cooking with beer

By Jonny Garrett of the Craft Beer Channel

Cooking with beer. Cooking. But with beer. Is there a better sentence in the English language? I don’t mean cooking while drinking beer (although that’s pretty awesome too), I mean cracking open a beer, taking a swig, and then pouring the rest into the pan, or bowl, or baking tray, and letting it do its magic.

Not only do you get all those glorious beer flavours in the food (more on that later) but it often works as a shortcut in cooking. Take beer bread, for example. All you need is 375g of flour, 3 teaspoons of sugar, and a 330ml bottle of fragrant beer. No yeast, no warm water, no kneading, no proving. The yeast and the air bubbles are in the beer already – you just mix it, bake it for 45 minutes, then eat it. Probably with a beer.

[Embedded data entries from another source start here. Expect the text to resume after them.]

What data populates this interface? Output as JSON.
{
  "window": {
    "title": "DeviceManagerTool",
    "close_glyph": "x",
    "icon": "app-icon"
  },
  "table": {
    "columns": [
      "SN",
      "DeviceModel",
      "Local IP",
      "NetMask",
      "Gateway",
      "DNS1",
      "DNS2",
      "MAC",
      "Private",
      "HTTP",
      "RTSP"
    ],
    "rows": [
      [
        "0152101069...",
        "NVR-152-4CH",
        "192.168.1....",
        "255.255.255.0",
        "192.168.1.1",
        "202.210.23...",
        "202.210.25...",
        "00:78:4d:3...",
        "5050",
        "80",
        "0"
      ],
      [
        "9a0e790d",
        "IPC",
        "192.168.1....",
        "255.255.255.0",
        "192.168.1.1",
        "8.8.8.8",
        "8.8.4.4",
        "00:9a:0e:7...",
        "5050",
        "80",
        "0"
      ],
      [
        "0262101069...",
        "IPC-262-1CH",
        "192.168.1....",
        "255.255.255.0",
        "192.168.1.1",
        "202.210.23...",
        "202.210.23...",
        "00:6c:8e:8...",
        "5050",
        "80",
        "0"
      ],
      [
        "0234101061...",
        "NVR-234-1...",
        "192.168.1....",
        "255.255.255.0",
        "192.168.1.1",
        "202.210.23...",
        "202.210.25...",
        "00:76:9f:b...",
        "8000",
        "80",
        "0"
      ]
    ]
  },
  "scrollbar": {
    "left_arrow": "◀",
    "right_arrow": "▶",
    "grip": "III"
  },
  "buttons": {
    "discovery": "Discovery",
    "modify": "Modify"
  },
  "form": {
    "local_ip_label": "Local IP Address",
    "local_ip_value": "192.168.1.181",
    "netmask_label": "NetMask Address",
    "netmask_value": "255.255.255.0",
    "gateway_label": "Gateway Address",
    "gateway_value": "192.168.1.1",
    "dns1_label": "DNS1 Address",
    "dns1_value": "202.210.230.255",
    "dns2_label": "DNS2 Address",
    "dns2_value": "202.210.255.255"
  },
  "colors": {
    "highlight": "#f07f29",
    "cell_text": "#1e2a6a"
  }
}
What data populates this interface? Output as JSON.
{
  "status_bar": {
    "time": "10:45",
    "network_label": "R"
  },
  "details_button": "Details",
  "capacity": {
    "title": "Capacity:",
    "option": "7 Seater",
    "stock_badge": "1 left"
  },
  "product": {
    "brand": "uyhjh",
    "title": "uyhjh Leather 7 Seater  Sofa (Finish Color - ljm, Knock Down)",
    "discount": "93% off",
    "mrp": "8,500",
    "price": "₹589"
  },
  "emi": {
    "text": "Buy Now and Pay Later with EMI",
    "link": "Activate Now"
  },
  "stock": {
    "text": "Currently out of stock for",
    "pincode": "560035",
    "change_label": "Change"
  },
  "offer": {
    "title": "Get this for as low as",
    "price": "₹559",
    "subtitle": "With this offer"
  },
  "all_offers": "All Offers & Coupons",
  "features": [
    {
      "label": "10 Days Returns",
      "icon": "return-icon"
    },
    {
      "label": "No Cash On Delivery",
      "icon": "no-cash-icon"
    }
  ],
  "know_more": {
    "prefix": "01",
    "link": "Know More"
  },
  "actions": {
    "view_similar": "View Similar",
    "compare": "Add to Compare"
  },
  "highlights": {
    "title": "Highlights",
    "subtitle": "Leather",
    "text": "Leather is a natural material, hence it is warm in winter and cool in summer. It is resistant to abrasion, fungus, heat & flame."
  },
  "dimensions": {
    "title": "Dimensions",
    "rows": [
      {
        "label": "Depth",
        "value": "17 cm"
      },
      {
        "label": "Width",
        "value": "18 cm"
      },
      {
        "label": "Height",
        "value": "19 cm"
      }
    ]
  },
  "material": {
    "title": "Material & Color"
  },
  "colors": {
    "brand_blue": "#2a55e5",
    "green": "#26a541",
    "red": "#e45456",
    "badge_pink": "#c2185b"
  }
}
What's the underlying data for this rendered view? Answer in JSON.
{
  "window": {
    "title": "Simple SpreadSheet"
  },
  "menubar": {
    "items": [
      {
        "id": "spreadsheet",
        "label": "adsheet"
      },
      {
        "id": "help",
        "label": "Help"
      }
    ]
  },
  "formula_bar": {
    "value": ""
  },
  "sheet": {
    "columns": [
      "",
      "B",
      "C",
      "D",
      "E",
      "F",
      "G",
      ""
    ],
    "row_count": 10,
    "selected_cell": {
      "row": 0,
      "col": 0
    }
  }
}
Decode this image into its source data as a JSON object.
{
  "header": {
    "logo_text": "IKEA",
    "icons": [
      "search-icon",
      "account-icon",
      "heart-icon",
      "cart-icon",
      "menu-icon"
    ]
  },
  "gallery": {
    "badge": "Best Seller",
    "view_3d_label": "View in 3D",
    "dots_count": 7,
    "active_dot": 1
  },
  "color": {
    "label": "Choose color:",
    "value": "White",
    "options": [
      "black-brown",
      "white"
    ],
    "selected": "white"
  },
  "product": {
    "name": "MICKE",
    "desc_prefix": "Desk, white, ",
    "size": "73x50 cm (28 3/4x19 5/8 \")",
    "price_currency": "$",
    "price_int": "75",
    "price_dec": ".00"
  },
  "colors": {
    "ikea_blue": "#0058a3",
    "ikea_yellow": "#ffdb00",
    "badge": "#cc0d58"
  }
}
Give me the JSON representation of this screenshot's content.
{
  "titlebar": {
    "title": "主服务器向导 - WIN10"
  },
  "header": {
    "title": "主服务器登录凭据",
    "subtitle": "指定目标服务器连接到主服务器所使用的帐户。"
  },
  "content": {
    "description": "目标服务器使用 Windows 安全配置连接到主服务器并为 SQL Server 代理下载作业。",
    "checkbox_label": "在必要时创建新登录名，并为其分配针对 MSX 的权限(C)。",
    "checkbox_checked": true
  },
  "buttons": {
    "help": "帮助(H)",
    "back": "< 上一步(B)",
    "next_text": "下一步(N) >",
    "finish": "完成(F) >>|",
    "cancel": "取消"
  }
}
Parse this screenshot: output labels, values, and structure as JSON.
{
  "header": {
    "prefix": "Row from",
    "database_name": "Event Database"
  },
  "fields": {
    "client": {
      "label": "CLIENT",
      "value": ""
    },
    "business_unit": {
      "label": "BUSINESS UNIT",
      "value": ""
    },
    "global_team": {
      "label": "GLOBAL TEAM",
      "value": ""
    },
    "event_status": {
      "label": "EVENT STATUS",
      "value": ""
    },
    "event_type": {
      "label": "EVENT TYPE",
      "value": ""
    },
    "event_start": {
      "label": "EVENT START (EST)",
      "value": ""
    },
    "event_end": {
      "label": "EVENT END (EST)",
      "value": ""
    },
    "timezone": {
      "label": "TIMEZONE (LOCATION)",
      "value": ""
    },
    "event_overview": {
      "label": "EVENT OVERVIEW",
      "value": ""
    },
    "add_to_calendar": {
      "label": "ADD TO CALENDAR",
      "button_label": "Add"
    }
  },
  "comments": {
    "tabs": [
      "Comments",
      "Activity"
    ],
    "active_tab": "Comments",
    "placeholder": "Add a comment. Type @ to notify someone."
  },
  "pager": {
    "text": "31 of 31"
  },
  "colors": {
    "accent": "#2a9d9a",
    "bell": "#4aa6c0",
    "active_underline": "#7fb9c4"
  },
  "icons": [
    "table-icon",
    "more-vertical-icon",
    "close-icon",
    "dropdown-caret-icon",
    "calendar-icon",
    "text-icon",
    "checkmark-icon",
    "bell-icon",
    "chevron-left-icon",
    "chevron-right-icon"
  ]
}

In a similar vein, substituting a good saison or strong Belgian ale for milk in Jamie’s one-cup pancakes can make for a really naughty but really, really delicious breakfast, whether you top it with fruit and yoghurt or bacon and maple syrup.

And of course, who would eat a cod unless it was sustainable and covered in beer batter? Flour, beer, baking powder, salt. Mix, dunk, deep fry and eat. It’s so quick and easy you’ll never need to go to the fish and chip shop again.

And once you get deep-frying, there will be no stopping you. If you’re looking for a naughty side dish, try Jamie’s beer-battered curried cauliflower fritters too. It’s moreish as hell.

But beer can do more than batter and bread. Beer actually has more taste profiles than wine, because there are so many variations in the four ingredients. And that means if you can cook something with wine, you can be damned sure that it will work with a beer too, whether it’s a creamy risotto or a steak sauce.

Or, how about Jamie’s beef and ale stew? No meat browning, no stock making. Fry your meat, fry your veg, add a nice bitter, throw in some herbs. Stew for a few hours, then eat it. Probably with a beer.

Our favourite new recipe at the Craft Beer Channel is our Wheat Beer Clams (with beer bread of course), which are a lot like a mussels marinière, but instead of wine we used a Weihenstephaner wheat beer – probably the most famous of all the wheat beers because of its incredible bubblegum and fruity aroma. The result was a garlicky, floral and creamy dish that absolutely blew us away. I promise, hand on my heart, that it was the best clam dish I have ever tasted.

Cooking with beer is all about experimenting. Even once you have a brilliant set recipe, like our simple beer bread, you can keep experimenting by trying different beers – strong ones, hoppy ones, golden ones, bitter ones, even chocolate ones! There’s no end to the ways that we can include beer in our food. The only limit is what beer you can get hold of, and how daring you feel. We’ll be coming up with even more ideas and posting them here and on our Youtube channel, so try our videos, try the recipes we’ve linked to on Jamie’s site, and get finding new ways to get good beer in your life.

About the author

The Craft Beer Channel is a YouTube channel catering for the modern phenomenon of the ancient art of proper beers, ales and cider. We are three experts all working within the food industry, who enjoy drinking, talking about, brewing, cooking and writing all about the good stuff and spilling plenty along the way. Beer matching is at its height at the moment, but new and exciting trends and techniques within the industry are always just around the corner and we will aim to be the first to share them with you. Subscribe to our brilliant and growing YouTube channel now.

Craft Beer Channel's blog

tags

,

More news

dairy free pancake

Dairy-free pancakes – just add beer!

By Craft Beer Channel
feature-header

Beer & BBQs: it’s not about the brand

By Craft Beer Channel
Dray pic

Father's Day: five beers your Dad would like

By Craft Beer Channel
Belgian beer

Belgian beer: the best in the world?

By Craft Beer Channel
beer cocktails

Beer cocktails: mix it up

By Craft Beer Channel
beer bread

Baking bread with beer

By Craft Beer Channel
  • Xristos Zotalis

    Beer bread, now that sounds tasty and easy to make compared to regular bread. You could also marinate chicken in beer before grilling on an open fire. Very tasty. Thanks for the tips